Wednesday, August 10, 2011

Essay on Hume's Fork

To: David S.
From: Geoffrey Klempner
Subject: Essay on Hume's Fork
Date: 17 March 2004 13:09

Dear David,

Thank you for your email of 8 March, with your first essay for the Metaphysics program, in response to the question, 'If we take in our hand any volume, of divinity or school metaphysics for instance; let us ask, 'Does it contain any abstract reasoning concerning quantity or number?' No. 'Does it contain any experimental reasoning concerning matter of fact and existence?' No. commit it then to the flames: for it can contain nothing but sophistry and illusion' (David Hume 'Enquiry Concerning Human Understanding', Section XII, Part III). - Comment.

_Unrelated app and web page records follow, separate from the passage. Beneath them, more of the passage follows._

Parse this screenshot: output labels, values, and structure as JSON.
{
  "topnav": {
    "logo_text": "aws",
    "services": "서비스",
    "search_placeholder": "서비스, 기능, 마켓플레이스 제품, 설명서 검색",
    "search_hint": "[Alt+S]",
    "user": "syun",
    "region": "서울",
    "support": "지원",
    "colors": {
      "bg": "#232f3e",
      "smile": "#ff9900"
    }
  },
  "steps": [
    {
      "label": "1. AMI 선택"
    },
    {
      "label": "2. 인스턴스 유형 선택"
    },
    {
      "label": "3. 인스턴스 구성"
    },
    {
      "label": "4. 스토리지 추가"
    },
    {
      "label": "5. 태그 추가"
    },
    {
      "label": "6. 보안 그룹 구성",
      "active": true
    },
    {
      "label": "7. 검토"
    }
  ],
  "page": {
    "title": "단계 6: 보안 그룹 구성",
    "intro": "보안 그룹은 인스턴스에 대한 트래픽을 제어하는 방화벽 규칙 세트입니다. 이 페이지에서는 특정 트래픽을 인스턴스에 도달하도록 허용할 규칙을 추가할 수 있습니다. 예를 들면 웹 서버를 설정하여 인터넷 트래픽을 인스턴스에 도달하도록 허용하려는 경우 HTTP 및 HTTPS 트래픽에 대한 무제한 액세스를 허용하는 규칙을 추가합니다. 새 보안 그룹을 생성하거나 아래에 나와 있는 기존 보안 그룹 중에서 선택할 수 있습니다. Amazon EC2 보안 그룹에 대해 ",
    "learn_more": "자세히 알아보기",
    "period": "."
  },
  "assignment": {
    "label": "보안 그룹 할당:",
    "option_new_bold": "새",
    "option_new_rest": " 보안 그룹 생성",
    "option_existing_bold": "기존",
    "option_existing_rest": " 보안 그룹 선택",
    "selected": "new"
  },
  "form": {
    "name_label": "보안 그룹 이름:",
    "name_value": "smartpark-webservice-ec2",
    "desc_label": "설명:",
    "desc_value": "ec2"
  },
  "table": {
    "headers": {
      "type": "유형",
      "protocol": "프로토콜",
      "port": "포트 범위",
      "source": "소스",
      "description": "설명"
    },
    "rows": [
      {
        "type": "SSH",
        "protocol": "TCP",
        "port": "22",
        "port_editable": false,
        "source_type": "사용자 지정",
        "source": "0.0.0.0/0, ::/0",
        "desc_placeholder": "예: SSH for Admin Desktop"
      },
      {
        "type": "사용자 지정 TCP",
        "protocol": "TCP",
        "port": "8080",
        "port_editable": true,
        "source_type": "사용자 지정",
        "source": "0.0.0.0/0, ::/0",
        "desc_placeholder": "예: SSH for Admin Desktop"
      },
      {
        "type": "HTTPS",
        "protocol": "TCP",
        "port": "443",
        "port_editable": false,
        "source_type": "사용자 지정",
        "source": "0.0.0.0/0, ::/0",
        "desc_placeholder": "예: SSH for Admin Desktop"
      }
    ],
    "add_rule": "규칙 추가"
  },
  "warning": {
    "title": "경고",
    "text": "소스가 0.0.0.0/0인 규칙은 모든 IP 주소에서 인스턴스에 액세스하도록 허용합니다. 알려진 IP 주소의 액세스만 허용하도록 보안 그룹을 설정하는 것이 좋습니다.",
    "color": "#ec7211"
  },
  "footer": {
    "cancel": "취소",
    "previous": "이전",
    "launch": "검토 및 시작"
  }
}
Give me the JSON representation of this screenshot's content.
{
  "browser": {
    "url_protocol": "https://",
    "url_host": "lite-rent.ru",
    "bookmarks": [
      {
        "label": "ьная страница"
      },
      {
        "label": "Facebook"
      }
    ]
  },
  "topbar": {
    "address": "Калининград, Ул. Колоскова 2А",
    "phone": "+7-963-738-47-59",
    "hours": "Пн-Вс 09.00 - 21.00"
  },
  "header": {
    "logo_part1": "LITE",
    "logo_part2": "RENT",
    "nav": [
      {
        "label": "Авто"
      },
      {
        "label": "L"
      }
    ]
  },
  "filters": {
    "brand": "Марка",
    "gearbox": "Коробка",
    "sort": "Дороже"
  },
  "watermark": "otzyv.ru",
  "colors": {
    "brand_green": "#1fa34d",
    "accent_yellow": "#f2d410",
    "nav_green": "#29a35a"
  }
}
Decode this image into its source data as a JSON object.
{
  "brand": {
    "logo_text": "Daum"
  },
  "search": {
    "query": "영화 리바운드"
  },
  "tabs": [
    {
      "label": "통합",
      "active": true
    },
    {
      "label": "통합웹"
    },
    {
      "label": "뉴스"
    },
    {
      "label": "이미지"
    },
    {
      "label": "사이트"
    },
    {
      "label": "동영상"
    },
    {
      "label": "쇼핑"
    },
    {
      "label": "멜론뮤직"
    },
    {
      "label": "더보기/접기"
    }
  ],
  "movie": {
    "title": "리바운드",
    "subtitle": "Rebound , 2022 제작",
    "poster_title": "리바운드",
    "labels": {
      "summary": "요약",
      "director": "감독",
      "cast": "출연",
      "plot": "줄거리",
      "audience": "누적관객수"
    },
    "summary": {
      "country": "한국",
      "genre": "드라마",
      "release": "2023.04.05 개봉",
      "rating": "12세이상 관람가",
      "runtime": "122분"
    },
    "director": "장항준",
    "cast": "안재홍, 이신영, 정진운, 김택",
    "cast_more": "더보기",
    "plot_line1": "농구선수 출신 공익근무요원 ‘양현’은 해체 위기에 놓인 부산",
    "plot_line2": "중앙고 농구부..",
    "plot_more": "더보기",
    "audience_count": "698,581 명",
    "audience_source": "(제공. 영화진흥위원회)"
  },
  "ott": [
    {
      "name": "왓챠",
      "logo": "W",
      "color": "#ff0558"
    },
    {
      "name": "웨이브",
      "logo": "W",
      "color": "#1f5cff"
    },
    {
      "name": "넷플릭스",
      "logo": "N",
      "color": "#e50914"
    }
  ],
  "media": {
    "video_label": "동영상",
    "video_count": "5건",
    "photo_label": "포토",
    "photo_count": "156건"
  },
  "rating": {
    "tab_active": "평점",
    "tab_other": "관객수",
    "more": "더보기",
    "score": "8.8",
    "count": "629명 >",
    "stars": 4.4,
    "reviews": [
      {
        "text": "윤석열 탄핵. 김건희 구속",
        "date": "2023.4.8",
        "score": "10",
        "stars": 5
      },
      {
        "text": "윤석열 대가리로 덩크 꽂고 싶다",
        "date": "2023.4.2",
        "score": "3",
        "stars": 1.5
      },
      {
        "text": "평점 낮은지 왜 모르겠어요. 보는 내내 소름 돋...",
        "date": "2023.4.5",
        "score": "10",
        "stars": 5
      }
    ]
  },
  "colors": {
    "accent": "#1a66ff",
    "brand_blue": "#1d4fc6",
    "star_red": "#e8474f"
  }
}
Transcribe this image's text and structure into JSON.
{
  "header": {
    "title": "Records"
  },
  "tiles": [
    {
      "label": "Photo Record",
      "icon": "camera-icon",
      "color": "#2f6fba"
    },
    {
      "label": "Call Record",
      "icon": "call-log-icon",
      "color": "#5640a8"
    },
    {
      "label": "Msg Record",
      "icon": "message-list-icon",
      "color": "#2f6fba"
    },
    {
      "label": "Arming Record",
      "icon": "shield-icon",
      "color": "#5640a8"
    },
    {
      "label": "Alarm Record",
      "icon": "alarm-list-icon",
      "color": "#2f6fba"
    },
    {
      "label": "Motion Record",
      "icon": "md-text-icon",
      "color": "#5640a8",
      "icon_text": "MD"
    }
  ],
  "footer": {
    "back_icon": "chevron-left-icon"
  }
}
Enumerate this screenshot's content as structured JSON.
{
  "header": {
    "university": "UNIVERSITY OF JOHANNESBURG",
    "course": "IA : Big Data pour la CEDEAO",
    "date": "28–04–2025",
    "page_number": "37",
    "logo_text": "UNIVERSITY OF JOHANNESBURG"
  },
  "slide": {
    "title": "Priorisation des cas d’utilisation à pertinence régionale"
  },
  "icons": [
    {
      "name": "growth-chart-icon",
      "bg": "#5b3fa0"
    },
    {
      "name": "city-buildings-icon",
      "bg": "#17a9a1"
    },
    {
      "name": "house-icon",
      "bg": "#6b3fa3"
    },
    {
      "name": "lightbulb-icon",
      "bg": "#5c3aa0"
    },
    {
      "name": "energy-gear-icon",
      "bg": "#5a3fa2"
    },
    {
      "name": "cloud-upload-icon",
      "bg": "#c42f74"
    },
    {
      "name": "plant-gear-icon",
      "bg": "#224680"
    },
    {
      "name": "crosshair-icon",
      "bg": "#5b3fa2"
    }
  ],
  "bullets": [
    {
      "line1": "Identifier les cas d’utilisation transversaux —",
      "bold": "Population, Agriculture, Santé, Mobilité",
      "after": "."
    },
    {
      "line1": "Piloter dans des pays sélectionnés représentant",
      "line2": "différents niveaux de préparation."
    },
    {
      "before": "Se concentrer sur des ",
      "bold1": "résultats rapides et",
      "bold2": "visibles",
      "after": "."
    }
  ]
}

This is a good answer. There are two main ways to go with this question. The first is to consider Hume's fork as interpreted by contemporary critics of metaphysics who do not subscribe to strict Humean empiricism, the second is to consider how Hume himself understood the challenge, and its bearing on his account of the scope and limits of human knowledge.

You have chosen the second route. Hume sets out to challenge metaphysics. However, it turns out that the restrictions which he places on the acquisition of knowledge are so strict that he is unable even to account for knowledge of the external world.

Hume is prepared to allow, as empirical knowledge, anything that can be deduced, using logical principles alone, from what he regards as the basic empirical 'data', namely our immediate, subjective sense impressions. However, as you state, 'a reality that depends only on observations has no mechanism for generating a world that exists independently of those observations.' This is a crushing objection to Hume's project.

The best illustration of this is Hume's discussion of the continued and distinct existence of objects (in the section of the 'Treatise' entitled, 'On Scepticism With Regard to the Senses'). Sense impressions plus logic cannot generate so simple a thing as a spatio-temporal existent. The homely observation that when you press one of your eyeballs you see double, undermine the very idea that what we see with your eyes are objects that would be just as they are if we were not looking at them.

You have chosen the problem of causality. The case is a little less clear here, because Hume as pretty workable account of causality in terms of the logical notion of universal generalization. Contemporary philosophers who reject Humean empiricism are still debating whether Hume was right about causation. If you are 'Humean' about causation, then what, 'The stone broke the greenhouse window' *means* is that for all x, at any place or at any time, if x satisfies precisely the same initial conditions as this particular stone-throwing event, then x is also a window-breaking event. No mysterious 'causal influence'. Instead, we have a claim that can never be conclusively verified. But at least we know what is being claimed.

Kant's argument in the first part of the Critique of Pure Reason attacks both questions, the question of spatio-temporal existents and the question of causality. His response is that the concept of space-occupying, temporally persisting substance and the concept of cause are 'a priori conditions for the possibility of experience'.

This was Kant's response to Hume's fork. Kant saw the possibility of a form of argumentation which is not logical but 'transcendental' (hence the rather cumbersome phrase 'transcendental deduction of the categories'). Transcendental argument takes as a datum the fact that we have 'experience' of some form or other, then inquires how this is possible. Again, it is a matter of some controversy whether transcendental argument, in Kant's hands, is just a more sophisticated application of logic.

Kant wrote the Critique of Pure Reason to defend metaphysics. However, he accepted the broader implications of Hume's fork that the traditional ambitions of metaphysics were too grandiose. This is in fact what Kant is referring to in the quotation which concludes your essay. Attempts to prove the existence of God (for example) using 'pure reason' can never succeed, Kant thought, and in the second part of the 'Critique' he proceeds to show in detail why. Whereas transcendental argument is tied to experience, in attempting to account for its possibility, pure reason attempts to cut loose from experience altogether and consequently finds itself in irresolvable contradictions.

In the light of this, it is worth asking, how Humean was Kant? Hume worked up quite a sophisticated theory of the human faculty of imagination which on the basis of perceptual data creates a world of 'fictions'. Kant uses his transcendental argument to establish the existence of an external world of objects in space -- but then qualifies this claim drastically admitting that these objects are mere 'phenomena' and human beings can have no knowledge of how things are 'in themselves'. -- You may wonder whether there is that much to choose between Kantian 'phenomena' and Humean 'fictions'.

All the best,

Geoffrey